RBI suggests measures to make bank loan processes customer-friendly

Penalty for banks that harass customers by delaying loan transfer from one bank to the other, scrapping of the processing fee for shifting within the same bank from one type of loan to another, and an industry benchmark base rate for borrowers are some of the recommendations of a central bank panel on pricing of loans to make processes smoother for retail borrowers.

"Indian Banks' Association should evolve a set of guidelines for easier and quicker transfer of loans, particularly mortgage/housing loans," said a report submitted by a panel headed by former deputy governor Anand Sinha. "There could also be penalties for banks which do not cooperate with borrowers in this regard.''

Banks would also need to give their customers the choice of prepayment and exiting a loan, if the recommendations of the committee are implemented.

In line with the recommendations, banks would need to offer customers the benefit of interest reduction on the principal in case of prepayment of loans.

According to the committee the benefit, "should be given on the day the money is received by the bank without waiting for the next EMI cycle date to effect the credit.''

To ensure customer convenience, the committee had also recommended that banks reset the interest rate charged on floating rate loan on dates that were fixed in the covenant, irrespective of changes made to the base rate within the reset period.

The committee suggested that commercial banks, particularly those whose weighted average maturity of deposits was on the lower side, move towards computing the base rate on the basis of marginal cost of funds.

This might result in greater transparency in pricing, less customer complaints, better transmission of changes in the policy rate and improved asset liability management at banks, the draft report of the committee on 'Working Group on Pricing of Credit', said.

If banks used weighted average cost of funds because of their deposits profile or any other methodology that might result in differentiation between old and new customers, the boards of banks should ensure that this differentiation did not lead to any discrimination amongst borrowers, the draft report said.

In addition to factors like specific operating cost, credit risk premium and tenor premium, broad factors, such as, competition, business strategy and customer relationship too were used to determine the spread.

According to the suggestions of the RBI committee, the banks needed to have a board approved policy delineating these components.

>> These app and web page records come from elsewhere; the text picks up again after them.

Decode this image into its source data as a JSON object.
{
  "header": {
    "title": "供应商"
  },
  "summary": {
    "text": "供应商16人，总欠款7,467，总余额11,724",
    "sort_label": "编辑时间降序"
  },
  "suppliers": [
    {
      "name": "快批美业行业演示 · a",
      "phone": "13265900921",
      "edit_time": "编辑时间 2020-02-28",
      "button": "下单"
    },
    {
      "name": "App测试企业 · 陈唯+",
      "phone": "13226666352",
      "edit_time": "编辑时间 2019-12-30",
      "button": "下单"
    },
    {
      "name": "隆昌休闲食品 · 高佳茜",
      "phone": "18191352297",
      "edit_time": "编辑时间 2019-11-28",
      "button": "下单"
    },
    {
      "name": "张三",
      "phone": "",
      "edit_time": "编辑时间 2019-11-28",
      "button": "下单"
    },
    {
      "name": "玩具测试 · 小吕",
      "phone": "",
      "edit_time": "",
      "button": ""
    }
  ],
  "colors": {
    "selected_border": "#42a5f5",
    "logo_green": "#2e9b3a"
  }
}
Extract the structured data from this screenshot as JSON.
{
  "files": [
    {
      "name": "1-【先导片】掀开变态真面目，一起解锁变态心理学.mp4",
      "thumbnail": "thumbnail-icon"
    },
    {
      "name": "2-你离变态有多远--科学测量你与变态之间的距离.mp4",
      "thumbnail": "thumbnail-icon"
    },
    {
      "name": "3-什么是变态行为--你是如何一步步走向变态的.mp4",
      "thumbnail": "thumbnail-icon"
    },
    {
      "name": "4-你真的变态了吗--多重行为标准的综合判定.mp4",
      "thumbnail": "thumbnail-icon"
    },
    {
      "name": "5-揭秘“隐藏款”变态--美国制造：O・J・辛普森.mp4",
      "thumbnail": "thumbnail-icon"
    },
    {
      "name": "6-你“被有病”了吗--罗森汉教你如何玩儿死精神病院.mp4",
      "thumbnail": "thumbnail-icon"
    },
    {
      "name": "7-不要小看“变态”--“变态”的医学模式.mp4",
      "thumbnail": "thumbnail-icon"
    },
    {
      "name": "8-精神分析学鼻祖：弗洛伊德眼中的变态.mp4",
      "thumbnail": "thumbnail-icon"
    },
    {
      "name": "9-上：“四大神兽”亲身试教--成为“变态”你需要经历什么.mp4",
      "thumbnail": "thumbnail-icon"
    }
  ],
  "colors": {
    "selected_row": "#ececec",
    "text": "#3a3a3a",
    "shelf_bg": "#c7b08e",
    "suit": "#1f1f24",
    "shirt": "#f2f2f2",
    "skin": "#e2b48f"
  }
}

The board of a bank needed to ensure that any price differentiation was consistent with the bank's credit pricing policy factoring Risk Adjusted Return on Capital (RAROC).